You Can Sue City Hall



NOT SO LONG AGO, you really couldn't sue city hall or almost any government agency. The old doctrine of sovereign immunity made governments immune from suits unless they consented to be sued (fat chance). However, in almost every jurisdiction you now have the opportunity to recover damages if you're injured through the negligence of a government worker, or because of poorly designed or maintained government property.

Good thing, too, because the many levels of government are very much involved in our lives. Government agencies range from huge federal departments to your local park district or school system. They maintain offices and facilities that we visit every day, and they employ millions of people, who drive hundreds of thousands of official cars and trucks. Add this all together - along with an inevitable dose of human fallibility - and you're sure to get actions or failures to act that injure people or their property.

What to Do If Injured. The good news is that if you slip and fall on a badly maintained staircase at a government building, or a garbage truck wipes out your hedge, or your car is sideswiped by a school bus, you probably can seek to recover damages. The federal government and most states have laws that authorize liability suits, generally for a wide range of negligence, if not for the whole spectrum of possible negligence.

As in any instance when you're injured and believe you might have legal recourse, your first step should be to consult your lawyer. Explain what happened, and provide as much information as possible about the incident, including names of witnesses, medical reports, estimates of damages, etc. It's important that you see your lawyer as soon as possible, since you may not have as much time to file against the government as you would against a private business.

You may have to take some extra steps, such as filing a claim (in a short period) with a government agency. If that claim is denied, you'll have another relatively short period in which to file suit.

You also may find that the government has capped the amount you can potentially recover, and that certain types of suits - medical malpractice against a government hospital or personal injury suit against a legislator or judge in his or her official capacity, for example - may be precluded.

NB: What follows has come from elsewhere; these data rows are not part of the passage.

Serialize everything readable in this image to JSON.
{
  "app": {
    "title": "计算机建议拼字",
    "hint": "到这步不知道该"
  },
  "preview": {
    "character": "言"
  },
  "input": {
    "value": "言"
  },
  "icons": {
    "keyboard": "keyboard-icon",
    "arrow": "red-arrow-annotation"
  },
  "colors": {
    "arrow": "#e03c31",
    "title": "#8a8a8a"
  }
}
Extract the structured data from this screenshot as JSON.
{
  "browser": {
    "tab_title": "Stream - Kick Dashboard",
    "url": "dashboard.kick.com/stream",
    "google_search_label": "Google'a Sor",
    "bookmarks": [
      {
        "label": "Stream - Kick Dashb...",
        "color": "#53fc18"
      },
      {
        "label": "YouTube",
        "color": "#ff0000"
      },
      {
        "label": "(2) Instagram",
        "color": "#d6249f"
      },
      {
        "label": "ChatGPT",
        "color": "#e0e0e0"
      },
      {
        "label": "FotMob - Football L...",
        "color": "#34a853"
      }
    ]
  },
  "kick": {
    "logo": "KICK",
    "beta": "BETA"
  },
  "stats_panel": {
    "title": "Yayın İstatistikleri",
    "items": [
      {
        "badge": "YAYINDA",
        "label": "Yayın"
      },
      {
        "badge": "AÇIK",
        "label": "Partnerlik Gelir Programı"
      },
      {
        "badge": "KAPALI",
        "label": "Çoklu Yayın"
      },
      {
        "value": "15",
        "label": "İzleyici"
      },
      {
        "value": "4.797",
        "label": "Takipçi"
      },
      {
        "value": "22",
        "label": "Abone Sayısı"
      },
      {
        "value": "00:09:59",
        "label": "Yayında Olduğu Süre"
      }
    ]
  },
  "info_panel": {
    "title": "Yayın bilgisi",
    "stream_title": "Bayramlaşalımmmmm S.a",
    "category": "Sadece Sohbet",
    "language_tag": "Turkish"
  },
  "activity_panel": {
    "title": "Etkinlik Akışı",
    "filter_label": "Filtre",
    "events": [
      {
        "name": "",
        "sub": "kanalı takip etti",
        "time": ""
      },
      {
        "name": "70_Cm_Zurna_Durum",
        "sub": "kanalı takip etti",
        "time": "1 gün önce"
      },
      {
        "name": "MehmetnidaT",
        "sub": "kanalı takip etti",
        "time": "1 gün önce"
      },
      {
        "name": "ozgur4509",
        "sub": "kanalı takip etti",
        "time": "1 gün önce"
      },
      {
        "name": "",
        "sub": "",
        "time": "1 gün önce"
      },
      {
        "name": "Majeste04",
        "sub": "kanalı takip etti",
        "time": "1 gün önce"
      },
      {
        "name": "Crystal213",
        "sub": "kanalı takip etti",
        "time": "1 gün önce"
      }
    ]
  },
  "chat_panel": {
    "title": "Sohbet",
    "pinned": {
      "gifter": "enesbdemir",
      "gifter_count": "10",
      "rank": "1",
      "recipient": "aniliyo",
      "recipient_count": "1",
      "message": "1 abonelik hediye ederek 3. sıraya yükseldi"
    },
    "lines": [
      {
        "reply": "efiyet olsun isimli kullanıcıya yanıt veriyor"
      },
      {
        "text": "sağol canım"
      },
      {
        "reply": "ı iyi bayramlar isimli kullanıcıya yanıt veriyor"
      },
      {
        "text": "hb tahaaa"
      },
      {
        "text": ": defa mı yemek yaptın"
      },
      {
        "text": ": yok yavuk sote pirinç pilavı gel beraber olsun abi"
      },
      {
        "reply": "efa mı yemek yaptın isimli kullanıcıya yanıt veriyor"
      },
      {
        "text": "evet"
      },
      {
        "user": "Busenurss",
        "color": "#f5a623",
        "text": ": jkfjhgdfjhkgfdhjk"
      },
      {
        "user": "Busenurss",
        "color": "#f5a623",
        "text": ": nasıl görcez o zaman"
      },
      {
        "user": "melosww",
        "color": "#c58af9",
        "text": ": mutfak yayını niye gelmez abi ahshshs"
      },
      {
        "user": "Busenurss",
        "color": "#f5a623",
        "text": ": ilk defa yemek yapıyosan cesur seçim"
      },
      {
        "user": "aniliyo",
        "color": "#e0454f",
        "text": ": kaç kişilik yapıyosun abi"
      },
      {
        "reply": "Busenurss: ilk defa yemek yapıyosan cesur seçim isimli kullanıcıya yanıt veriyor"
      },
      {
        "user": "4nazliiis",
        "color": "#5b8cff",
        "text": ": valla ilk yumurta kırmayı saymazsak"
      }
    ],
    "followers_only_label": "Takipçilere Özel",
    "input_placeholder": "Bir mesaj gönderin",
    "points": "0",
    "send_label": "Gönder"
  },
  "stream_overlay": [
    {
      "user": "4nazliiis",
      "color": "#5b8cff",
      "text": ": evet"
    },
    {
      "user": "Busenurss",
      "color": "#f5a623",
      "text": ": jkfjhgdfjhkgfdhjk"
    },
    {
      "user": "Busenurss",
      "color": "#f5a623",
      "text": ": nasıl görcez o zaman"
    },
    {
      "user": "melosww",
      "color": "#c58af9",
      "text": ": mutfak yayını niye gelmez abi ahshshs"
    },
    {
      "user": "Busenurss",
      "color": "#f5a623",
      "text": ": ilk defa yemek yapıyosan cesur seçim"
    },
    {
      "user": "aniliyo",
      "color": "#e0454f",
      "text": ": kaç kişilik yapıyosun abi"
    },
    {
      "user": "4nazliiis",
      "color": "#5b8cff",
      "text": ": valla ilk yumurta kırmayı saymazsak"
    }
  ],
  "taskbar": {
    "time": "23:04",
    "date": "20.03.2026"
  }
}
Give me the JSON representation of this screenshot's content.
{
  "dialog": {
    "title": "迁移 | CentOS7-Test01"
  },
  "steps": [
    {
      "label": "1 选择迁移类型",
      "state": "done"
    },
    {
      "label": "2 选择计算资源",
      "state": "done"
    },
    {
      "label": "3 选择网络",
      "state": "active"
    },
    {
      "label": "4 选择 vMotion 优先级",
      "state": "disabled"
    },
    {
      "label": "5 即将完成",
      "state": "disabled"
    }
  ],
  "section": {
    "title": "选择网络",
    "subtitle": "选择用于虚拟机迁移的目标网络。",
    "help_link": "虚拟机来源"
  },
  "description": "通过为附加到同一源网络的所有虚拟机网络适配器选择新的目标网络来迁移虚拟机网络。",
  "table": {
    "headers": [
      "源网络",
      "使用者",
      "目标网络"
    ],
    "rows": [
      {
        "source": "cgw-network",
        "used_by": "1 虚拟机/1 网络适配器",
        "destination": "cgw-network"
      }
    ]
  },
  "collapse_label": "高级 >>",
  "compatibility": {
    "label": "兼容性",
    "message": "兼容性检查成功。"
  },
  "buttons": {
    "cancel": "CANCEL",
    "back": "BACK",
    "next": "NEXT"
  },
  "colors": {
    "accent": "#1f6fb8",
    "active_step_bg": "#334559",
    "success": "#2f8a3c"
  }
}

However, the most common kinds of suits - such as auto collisions - will be permitted, as will suits for certain kinds of negligence (not maintaining a lighthouse, improperly designing a road) that are uniquely governmental. All this means that the old days when "the King could do no wrong" are over, and you very probably have a right to a day in court.